*** EXTRACTED MATERIAL ***
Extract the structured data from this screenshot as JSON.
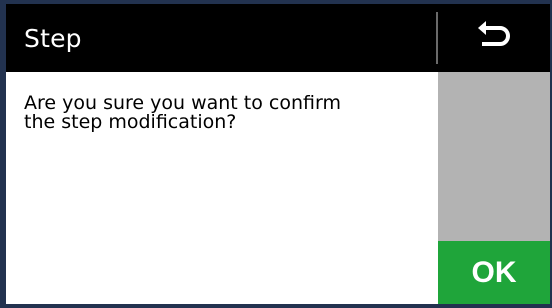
{
  "header": {
    "title": "Step",
    "back_icon": "back-return-icon"
  },
  "dialog": {
    "message_line1": "Are you sure you want to confirm",
    "message_line2": "the step modification?"
  },
  "actions": {
    "ok_label": "OK"
  },
  "colors": {
    "header_bg": "#000000",
    "side_panel": "#b3b3b3",
    "ok_button": "#1fa53a",
    "frame": "#22324f"
  }
}
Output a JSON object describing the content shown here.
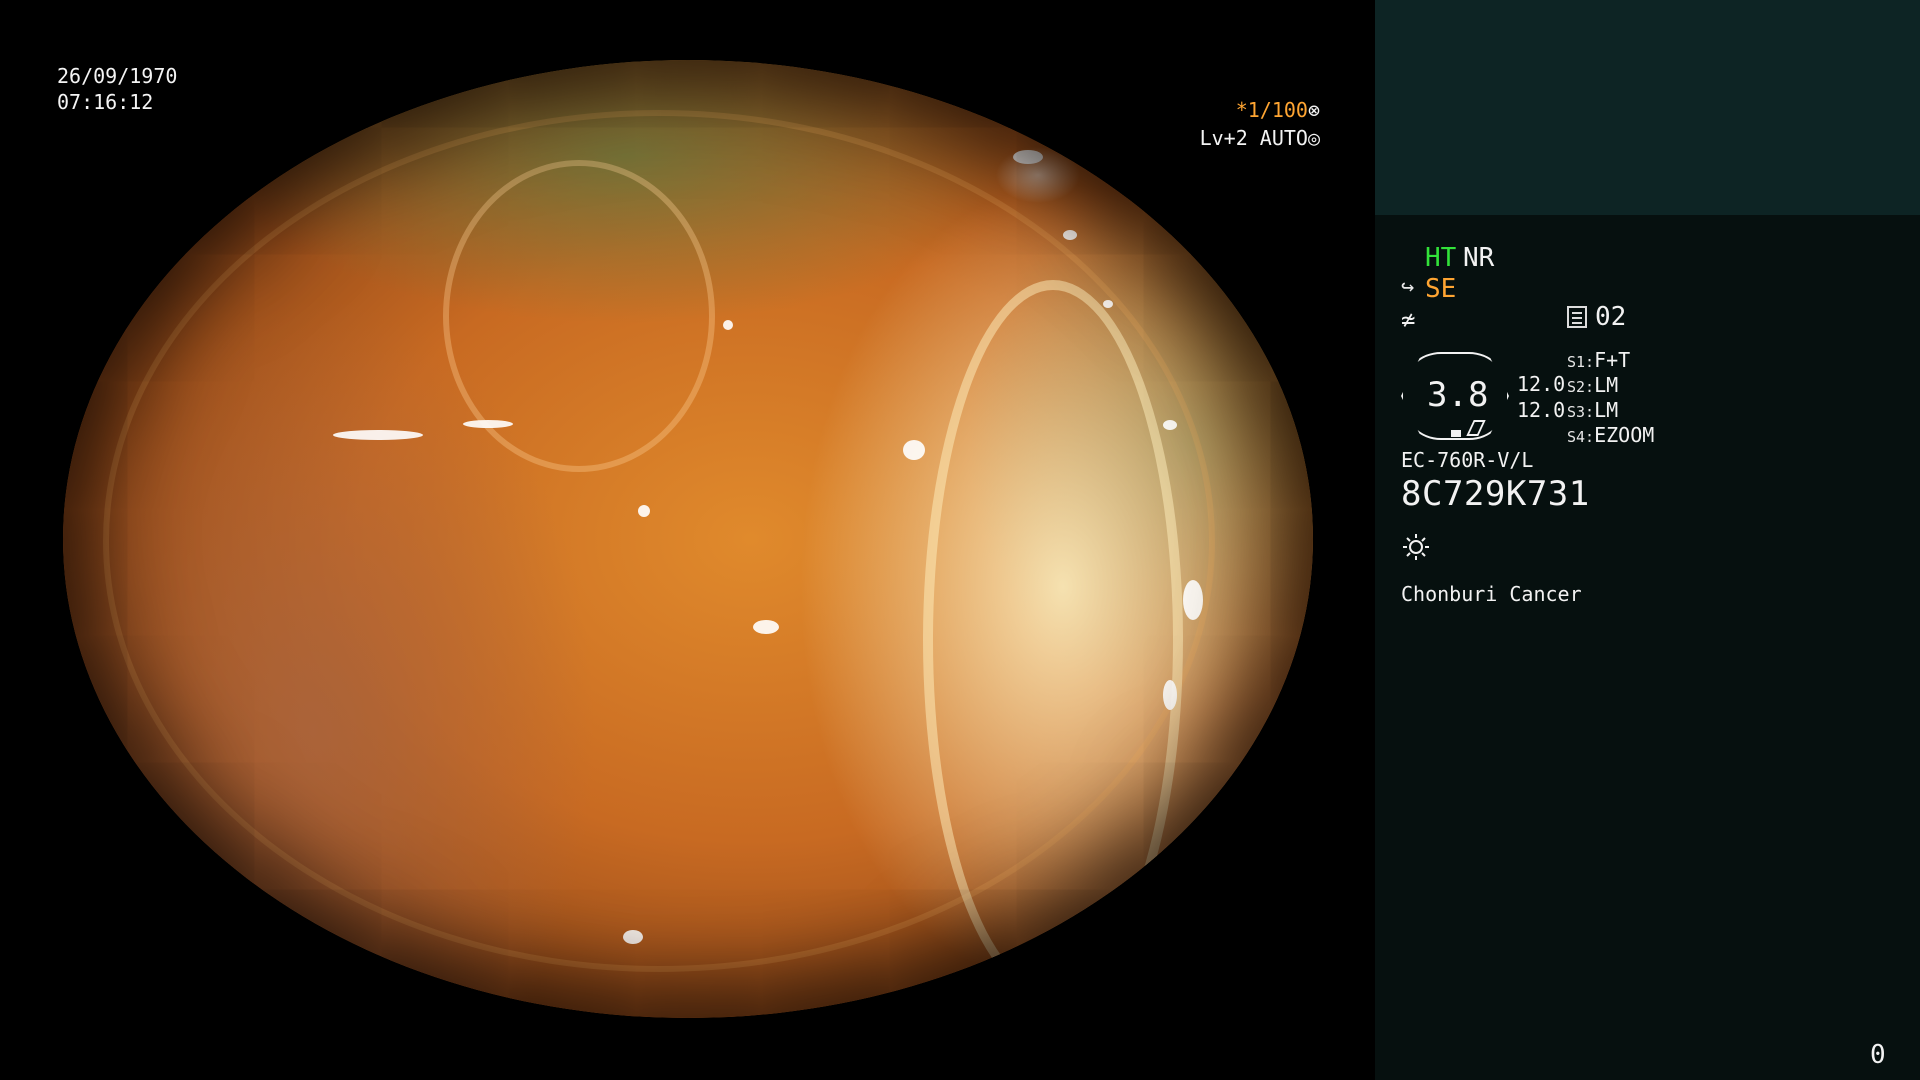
{
  "overlay": {
    "date": "26/09/1970",
    "time": "07:16:12",
    "shutter": "*1/100",
    "shutter_icon": "aperture-icon",
    "iris_mode": "Lv+2 AUTO",
    "iris_icon": "iris-icon"
  },
  "panel": {
    "ht": "HT",
    "nr": "NR",
    "se": "SE",
    "memo_number": "02",
    "zoom": "3.8",
    "mag_top": "12.0",
    "mag_bottom": "12.0",
    "switches": [
      {
        "key": "S1:",
        "value": "F+T"
      },
      {
        "key": "S2:",
        "value": "LM"
      },
      {
        "key": "S3:",
        "value": "LM"
      },
      {
        "key": "S4:",
        "value": "EZOOM"
      }
    ],
    "scope_model": "EC-760R-V/L",
    "serial": "8C729K731",
    "hospital": "Chonburi Cancer",
    "page_counter": "0"
  },
  "colors": {
    "accent_green": "#32e23a",
    "accent_orange": "#ffa532",
    "panel_bg": "#06100f",
    "panel_header_bg": "#0d2424"
  }
}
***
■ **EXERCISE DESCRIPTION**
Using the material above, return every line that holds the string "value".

■ **SOLUTION FOR THIS TASK**
        "value": "F+T"
        "value": "LM"
        "value": "LM"
        "value": "EZOOM"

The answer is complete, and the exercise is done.